> _EXCERPTED RECORDS_

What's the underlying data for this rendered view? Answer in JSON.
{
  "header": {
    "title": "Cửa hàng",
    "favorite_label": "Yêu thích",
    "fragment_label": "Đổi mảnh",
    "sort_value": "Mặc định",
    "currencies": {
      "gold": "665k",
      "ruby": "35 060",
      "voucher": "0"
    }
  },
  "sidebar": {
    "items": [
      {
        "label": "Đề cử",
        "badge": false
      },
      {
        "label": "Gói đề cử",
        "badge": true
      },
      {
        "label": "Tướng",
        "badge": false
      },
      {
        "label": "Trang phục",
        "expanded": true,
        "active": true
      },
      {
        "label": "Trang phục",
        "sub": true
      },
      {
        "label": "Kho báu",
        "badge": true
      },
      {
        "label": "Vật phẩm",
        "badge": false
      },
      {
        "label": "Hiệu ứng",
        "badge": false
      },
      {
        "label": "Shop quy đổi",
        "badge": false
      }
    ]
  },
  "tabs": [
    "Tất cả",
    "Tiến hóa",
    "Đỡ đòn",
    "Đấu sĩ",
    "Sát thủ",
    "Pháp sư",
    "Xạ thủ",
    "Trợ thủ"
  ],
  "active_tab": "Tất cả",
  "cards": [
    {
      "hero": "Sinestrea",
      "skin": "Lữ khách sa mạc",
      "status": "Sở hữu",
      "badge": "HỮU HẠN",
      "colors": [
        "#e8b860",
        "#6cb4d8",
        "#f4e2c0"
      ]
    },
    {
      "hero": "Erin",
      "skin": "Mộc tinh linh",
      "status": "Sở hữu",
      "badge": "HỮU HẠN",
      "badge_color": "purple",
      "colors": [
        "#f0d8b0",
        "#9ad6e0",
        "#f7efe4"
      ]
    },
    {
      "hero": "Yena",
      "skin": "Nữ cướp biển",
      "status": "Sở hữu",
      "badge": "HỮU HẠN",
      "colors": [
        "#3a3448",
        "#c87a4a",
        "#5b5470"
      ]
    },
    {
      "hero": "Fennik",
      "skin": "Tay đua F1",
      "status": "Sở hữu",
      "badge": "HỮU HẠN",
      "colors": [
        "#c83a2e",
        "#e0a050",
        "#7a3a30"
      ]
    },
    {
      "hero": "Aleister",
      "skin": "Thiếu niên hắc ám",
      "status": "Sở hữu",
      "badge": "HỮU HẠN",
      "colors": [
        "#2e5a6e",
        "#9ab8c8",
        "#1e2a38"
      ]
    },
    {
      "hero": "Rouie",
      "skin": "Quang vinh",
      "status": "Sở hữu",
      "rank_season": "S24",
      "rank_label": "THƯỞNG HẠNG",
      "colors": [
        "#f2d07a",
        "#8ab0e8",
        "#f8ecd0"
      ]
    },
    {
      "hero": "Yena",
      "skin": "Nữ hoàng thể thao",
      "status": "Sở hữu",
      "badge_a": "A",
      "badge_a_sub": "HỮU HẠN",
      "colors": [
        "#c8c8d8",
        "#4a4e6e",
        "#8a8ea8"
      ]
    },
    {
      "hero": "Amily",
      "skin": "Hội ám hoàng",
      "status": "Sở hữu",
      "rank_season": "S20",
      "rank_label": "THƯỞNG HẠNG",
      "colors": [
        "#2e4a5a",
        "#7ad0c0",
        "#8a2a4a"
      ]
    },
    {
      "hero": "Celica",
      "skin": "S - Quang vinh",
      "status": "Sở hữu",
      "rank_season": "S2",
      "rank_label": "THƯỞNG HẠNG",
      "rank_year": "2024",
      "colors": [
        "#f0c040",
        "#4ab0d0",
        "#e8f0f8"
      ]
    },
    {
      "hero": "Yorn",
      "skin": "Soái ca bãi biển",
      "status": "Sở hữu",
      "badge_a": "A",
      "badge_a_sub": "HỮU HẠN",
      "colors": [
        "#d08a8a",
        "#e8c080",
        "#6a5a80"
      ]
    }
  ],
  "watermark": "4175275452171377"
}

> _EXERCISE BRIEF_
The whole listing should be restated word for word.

> _EXERCISE OUTPUT_
What's the underlying data for this rendered view? Answer in JSON.
{
  "header": {
    "title": "Cửa hàng",
    "favorite_label": "Yêu thích",
    "fragment_label": "Đổi mảnh",
    "sort_value": "Mặc định",
    "currencies": {
      "gold": "665k",
      "ruby": "35 060",
      "voucher": "0"
    }
  },
  "sidebar": {
    "items": [
      {
        "label": "Đề cử",
        "badge": false
      },
      {
        "label": "Gói đề cử",
        "badge": true
      },
      {
        "label": "Tướng",
        "badge": false
      },
      {
        "label": "Trang phục",
        "expanded": true,
        "active": true
      },
      {
        "label": "Trang phục",
        "sub": true
      },
      {
        "label": "Kho báu",
        "badge": true
      },
      {
        "label": "Vật phẩm",
        "badge": false
      },
      {
        "label": "Hiệu ứng",
        "badge": false
      },
      {
        "label": "Shop quy đổi",
        "badge": false
      }
    ]
  },
  "tabs": [
    "Tất cả",
    "Tiến hóa",
    "Đỡ đòn",
    "Đấu sĩ",
    "Sát thủ",
    "Pháp sư",
    "Xạ thủ",
    "Trợ thủ"
  ],
  "active_tab": "Tất cả",
  "cards": [
    {
      "hero": "Sinestrea",
      "skin": "Lữ khách sa mạc",
      "status": "Sở hữu",
      "badge": "HỮU HẠN",
      "colors": [
        "#e8b860",
        "#6cb4d8",
        "#f4e2c0"
      ]
    },
    {
      "hero": "Erin",
      "skin": "Mộc tinh linh",
      "status": "Sở hữu",
      "badge": "HỮU HẠN",
      "badge_color": "purple",
      "colors": [
        "#f0d8b0",
        "#9ad6e0",
        "#f7efe4"
      ]
    },
    {
      "hero": "Yena",
      "skin": "Nữ cướp biển",
      "status": "Sở hữu",
      "badge": "HỮU HẠN",
      "colors": [
        "#3a3448",
        "#c87a4a",
        "#5b5470"
      ]
    },
    {
      "hero": "Fennik",
      "skin": "Tay đua F1",
      "status": "Sở hữu",
      "badge": "HỮU HẠN",
      "colors": [
        "#c83a2e",
        "#e0a050",
        "#7a3a30"
      ]
    },
    {
      "hero": "Aleister",
      "skin": "Thiếu niên hắc ám",
      "status": "Sở hữu",
      "badge": "HỮU HẠN",
      "colors": [
        "#2e5a6e",
        "#9ab8c8",
        "#1e2a38"
      ]
    },
    {
      "hero": "Rouie",
      "skin": "Quang vinh",
      "status": "Sở hữu",
      "rank_season": "S24",
      "rank_label": "THƯỞNG HẠNG",
      "colors": [
        "#f2d07a",
        "#8ab0e8",
        "#f8ecd0"
      ]
    },
    {
      "hero": "Yena",
      "skin": "Nữ hoàng thể thao",
      "status": "Sở hữu",
      "badge_a": "A",
      "badge_a_sub": "HỮU HẠN",
      "colors": [
        "#c8c8d8",
        "#4a4e6e",
        "#8a8ea8"
      ]
    },
    {
      "hero": "Amily",
      "skin": "Hội ám hoàng",
      "status": "Sở hữu",
      "rank_season": "S20",
      "rank_label": "THƯỞNG HẠNG",
      "colors": [
        "#2e4a5a",
        "#7ad0c0",
        "#8a2a4a"
      ]
    },
    {
      "hero": "Celica",
      "skin": "S - Quang vinh",
      "status": "Sở hữu",
      "rank_season": "S2",
      "rank_label": "THƯỞNG HẠNG",
      "rank_year": "2024",
      "colors": [
        "#f0c040",
        "#4ab0d0",
        "#e8f0f8"
      ]
    },
    {
      "hero": "Yorn",
      "skin": "Soái ca bãi biển",
      "status": "Sở hữu",
      "badge_a": "A",
      "badge_a_sub": "HỮU HẠN",
      "colors": [
        "#d08a8a",
        "#e8c080",
        "#6a5a80"
      ]
    }
  ],
  "watermark": "4175275452171377"
}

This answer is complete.